You’ve read us yakking about Alias enough on here by now, I’m sure. But a comic that you might be less aware of, one that got even less of a chance to fully establish itself, was Bendis’ follow-up series, The Pulse. After inadvertently bringing Alias to a natural end point, he shuffled Jessica Jones and Luke Cage over to a new series and setup, where Jessica would work alongside Ben Urich and Kat Farrell at the Daily Bugle. It was a nice idea – not least because it involved putting Jessica and Urich, two of Marvel’s best characters, in the same comic – but managed to find itself caught up in crossovers and tie-ins (not to mention stuck with a rotating cast of artists – all strong in ability, but it led to an unconsistent “feel”) for almost the entirety of its run. Only with its last arc, Fear – which culminated in this, the penultimate issue of the series before the lead couple would move over again to New Avengers – did it really manage to do the kind of story you suspect it was always designed to.
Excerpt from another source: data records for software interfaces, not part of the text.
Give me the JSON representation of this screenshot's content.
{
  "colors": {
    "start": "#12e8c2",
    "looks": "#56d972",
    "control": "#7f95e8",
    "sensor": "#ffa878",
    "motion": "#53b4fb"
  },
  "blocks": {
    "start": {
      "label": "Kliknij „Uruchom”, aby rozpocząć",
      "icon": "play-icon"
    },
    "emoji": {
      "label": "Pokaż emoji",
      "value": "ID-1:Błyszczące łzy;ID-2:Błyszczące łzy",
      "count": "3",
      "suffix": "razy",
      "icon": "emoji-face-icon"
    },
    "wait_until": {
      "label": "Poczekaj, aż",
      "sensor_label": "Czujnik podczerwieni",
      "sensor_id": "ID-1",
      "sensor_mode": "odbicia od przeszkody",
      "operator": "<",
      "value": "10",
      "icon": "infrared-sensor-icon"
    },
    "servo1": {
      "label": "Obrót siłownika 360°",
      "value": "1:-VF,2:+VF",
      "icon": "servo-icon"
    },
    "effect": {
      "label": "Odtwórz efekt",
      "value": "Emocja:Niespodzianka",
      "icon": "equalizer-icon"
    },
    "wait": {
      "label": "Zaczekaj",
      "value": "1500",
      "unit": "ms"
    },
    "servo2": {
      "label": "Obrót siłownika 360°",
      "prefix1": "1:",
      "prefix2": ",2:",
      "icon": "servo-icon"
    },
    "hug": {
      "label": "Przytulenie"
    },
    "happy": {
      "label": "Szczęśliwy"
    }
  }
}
By this point, however, Jessica had already angrily quit the Bugle, meaning that the series’ setup lasted for an even shorter time than its publication. As such, although there’s a linking thread involving the paper trying to cover Jessica and Luke’s baby’s birth, the issue’s pretty much split down the middle between the “main” plot – that of said birth – and one involving Urich. The Jessica scenes – wrapping up a story that is essentially a little coda to Alias itself – are good, particularly a nice moment where Ms. Marvel is made to recount the circumstances of her own… offspring (a neat bit of meta-commentary by Bendis on a controversial and best-forgotten moment in Carol’s history), but if truth be told, it’s not the primary plotline that makes this such an unmissable issue. Rather, it’s the subplot, involving Ben Urich tracking down a rather pathetic, fallen C-list hero called D-Man, and learning just how far it’s possible for the heroes that the MU’s citizens take for granted to fall.
I didn’t know the character before this arc – his schtick is that he’s a former wrestler and massive Daredevil fan, who dresses in a replica of DD’s old yellow costume and a Wolverine mask – but his story as portrayed in this issue is devastatingly touching. Ravaged by a mental illness that leads him to believe he’s on a “quest” to retrieve seven “Infinity Gems” (actually trinkets almost unwittingly stolen from jewellery stores), he’s living in a sewer off scraps of food. His earnestness in the face of his horrendous situation is deeply poignant – and rendered quite superbly in the facial expressions drawn by the welcome-returning Michael Gaydos, who’s possibly never been better than in these scenes – and Bendis’ mastery is in having this poor, wretched soul be discovered by Ben Urich. Not only does this allow for a splendid piece of pontificating narration from the journalist, but it makes for a warm – yet still quite sad – conclusion as he gets his friend Matt Murdock to intervene. Maybe this wouldn’t get everyone the way it seems to strike at me – I suppose different “issues” are meaningful to different people – but by gum it’s difficult reading, yet at the same time a rare and welcome musing on a topic rarely explored in this medium.
There are many who write off Bendis purely on the strength of reading the type of comic he’s generally weakest at (i.e. Marvel’s big summer crossovers, or his first attempt at “doing” the Avengers). But it’s hard to deny, when he writes a story as moving, powerful and rooted in humanity as this, that he’s capable of standing up there with the best of this generation of creators. It’s partly the fact that he does something that so few other writers would have thought to do, as much as it is the compassionate and innately empathetic execution. It’s a shame that The Pulse was so short-lived, considering the story potential it held, but I’m thankful that we at least got another quick shot of that Bendis/Gaydos magic.